Along the same lines, the Quebec-based organization Les Impatients uses artistic activities to help people facing mental health issues. The workshops are given by art therapists or professional artists, and the participants are invited, if they wish, to take part in the exhibition or public arts projects. In this practice context, the participants are primarily welcomed on the basis of their desire to create, regardless of their mental health diagnostic or an associated neuroatypical condition. The human and kind-hearted setting put in place by the artist or art therapist emphasizes both the establishment of a long-term relationship of trust and the aesthetic quality of the studio, located in well lit spaces and offering quality materials, as well as an exhibition site for the artworks. Moreover, the exhibitions sometimes juxtapose works by contemporary artists with works created by the workshop participants. This attention, both to the aesthetics and to the non-judgement, de facto dismantles the categories: is it art ? is it therapy ? is it normal ? Perhaps it is this very dismantlement, this human encounter, around art, that is in fact beneficial for society by way of an attentiveness to the voices and creative work of often marginalized people ?

In parallel, the US-based organization Creative Growth demonstrates that the contemporary art field can benefit from being more inclusive by including artists who, until very recently, were viewed as marginal figures of the art world. This not-for-profit centre provides a professional studio environment and a gallery representation for artists with developmental disabilities. In addition to these various realities there are the emerging or established artists who now openly affirm their cognitive specificity in view of more freely living their respective identities, all the while breaking the persistent taboos around neurodiversity.

We therefore invite authors, whether neurodivergent or neurotypical, to contribute to this issue by proposing texts on neurodiversity, more specifically in relation to space. The notion of space can refer to accessibility, to the studio, to gallery representation, which enables creative encounters in a context of neurodiversity. Space can also be reflected in the chosen medium, such as sculpture, installation, video, etc., or refer back to inner, intrapsychic or imaginary space, or more extensively to an external context, in nature, or the city, which is still linked to the creative potential that neurodiversity offers. Finally, any other notion of space could also be a focus, such as sound, interactive, bodily spaces or in reference to affect. This call is thus multidisciplinary, at the intersection of various arts and therapeutic disciplinary practices, including health and social services and other pertinent disciplines (human and social sciences, biology, political science etc.).

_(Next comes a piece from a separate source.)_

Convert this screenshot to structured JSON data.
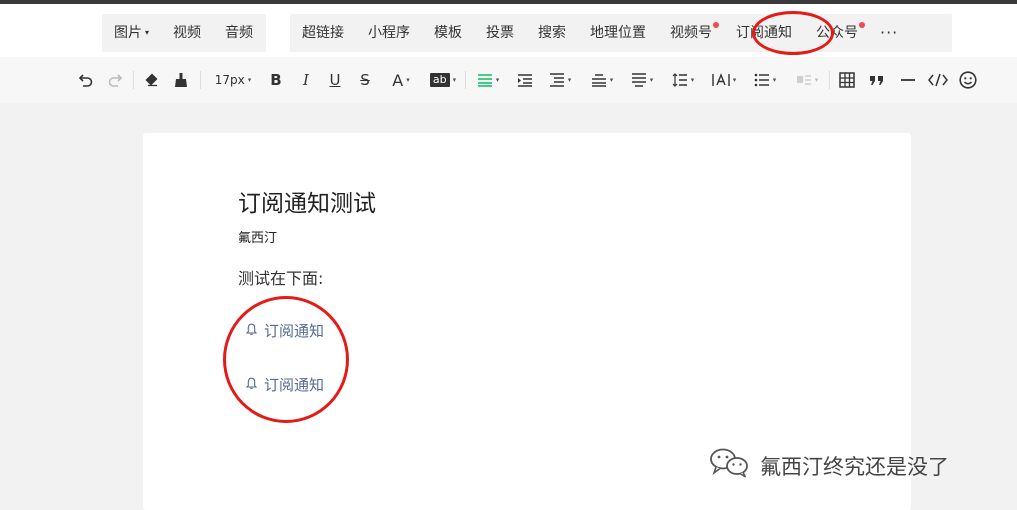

If you wish to contribute to this thematic issue, we invite you, as a first step, to email the editor of the magazine ( before June 6, 2022, in order to make a brief proposal pitch (250 words). We will inform you promptly if your proposal is selected. Your completed text should not exceed 2000 words, footnotes excluded, and will be submitted to us by  September 5, 2022. The honorarium is $65 per page (250 words).


1 Ouimet, M. Miller, C. Boiteau, C. Labbé, C. Finiels, J. Monzée, S. Blackurn, S. Gémis, J. Leduc, C. Baril, F. Lebrun, N. Randoll, H. Chartrand, M. Gervais, C. Stride. (April 4. 2022),  “Autisme et autres divergences cognitives. Qu’est-ce que la neurodiversité ?”, La Presse. April 4, 2022. [On line] :
Our translation.
2 J. Sperenza (2020), Le concept de neurodiversité peut-il révolutionner l’école ?  Rhizome, Volume 78, Issue 4, pp. 6-7. Our translation.